═══ Data to examine ═══

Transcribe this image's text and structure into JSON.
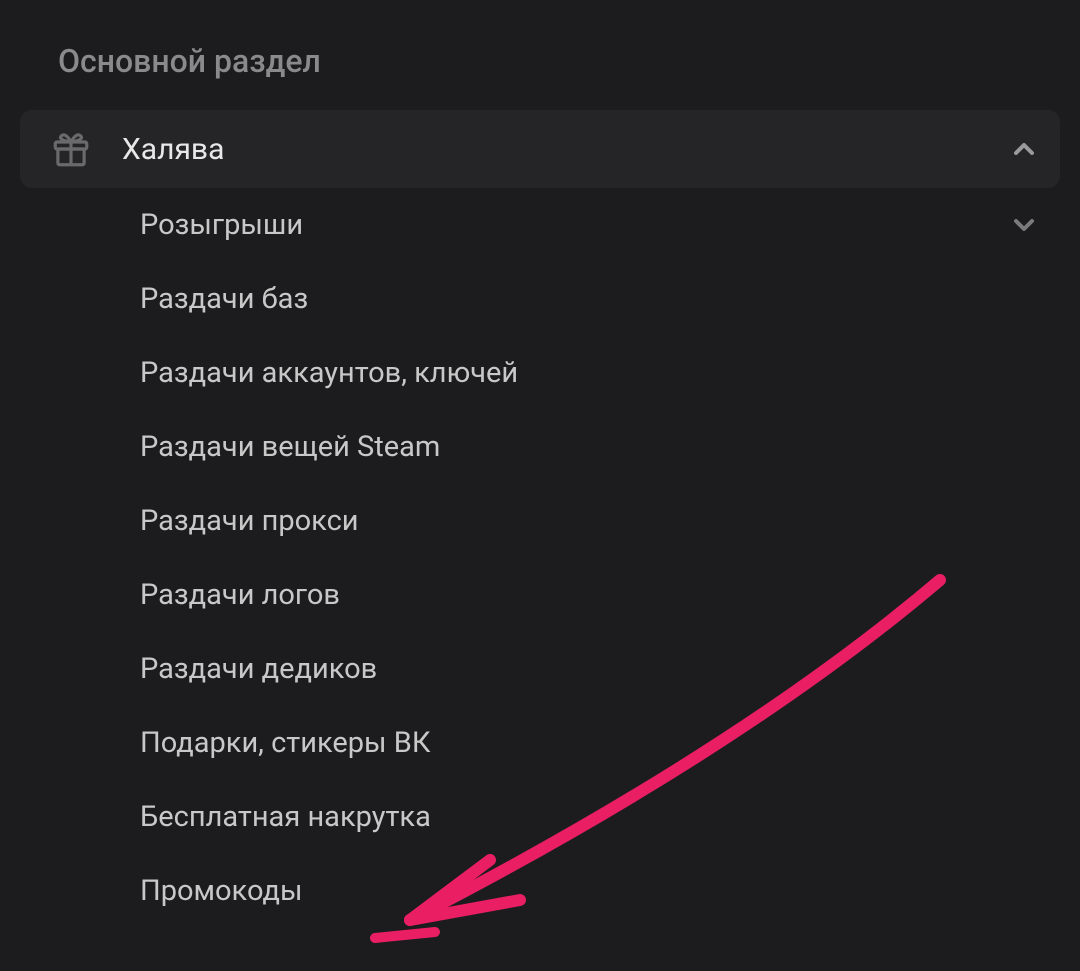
{
  "section": {
    "title": "Основной раздел"
  },
  "menu": {
    "main": {
      "label": "Халява",
      "icon": "gift-icon"
    },
    "subitems": [
      {
        "label": "Розыгрыши",
        "expandable": true
      },
      {
        "label": "Раздачи баз",
        "expandable": false
      },
      {
        "label": "Раздачи аккаунтов, ключей",
        "expandable": false
      },
      {
        "label": "Раздачи вещей Steam",
        "expandable": false
      },
      {
        "label": "Раздачи прокси",
        "expandable": false
      },
      {
        "label": "Раздачи логов",
        "expandable": false
      },
      {
        "label": "Раздачи дедиков",
        "expandable": false
      },
      {
        "label": "Подарки, стикеры ВК",
        "expandable": false
      },
      {
        "label": "Бесплатная накрутка",
        "expandable": false
      },
      {
        "label": "Промокоды",
        "expandable": false
      }
    ]
  },
  "annotation": {
    "color": "#e91e63"
  }
}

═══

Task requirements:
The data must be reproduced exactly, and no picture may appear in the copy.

Solution to this task:
Transcribe this image's text and structure into JSON.
{
  "section": {
    "title": "Основной раздел"
  },
  "menu": {
    "main": {
      "label": "Халява",
      "icon": "gift-icon"
    },
    "subitems": [
      {
        "label": "Розыгрыши",
        "expandable": true
      },
      {
        "label": "Раздачи баз",
        "expandable": false
      },
      {
        "label": "Раздачи аккаунтов, ключей",
        "expandable": false
      },
      {
        "label": "Раздачи вещей Steam",
        "expandable": false
      },
      {
        "label": "Раздачи прокси",
        "expandable": false
      },
      {
        "label": "Раздачи логов",
        "expandable": false
      },
      {
        "label": "Раздачи дедиков",
        "expandable": false
      },
      {
        "label": "Подарки, стикеры ВК",
        "expandable": false
      },
      {
        "label": "Бесплатная накрутка",
        "expandable": false
      },
      {
        "label": "Промокоды",
        "expandable": false
      }
    ]
  },
  "annotation": {
    "color": "#e91e63"
  }
}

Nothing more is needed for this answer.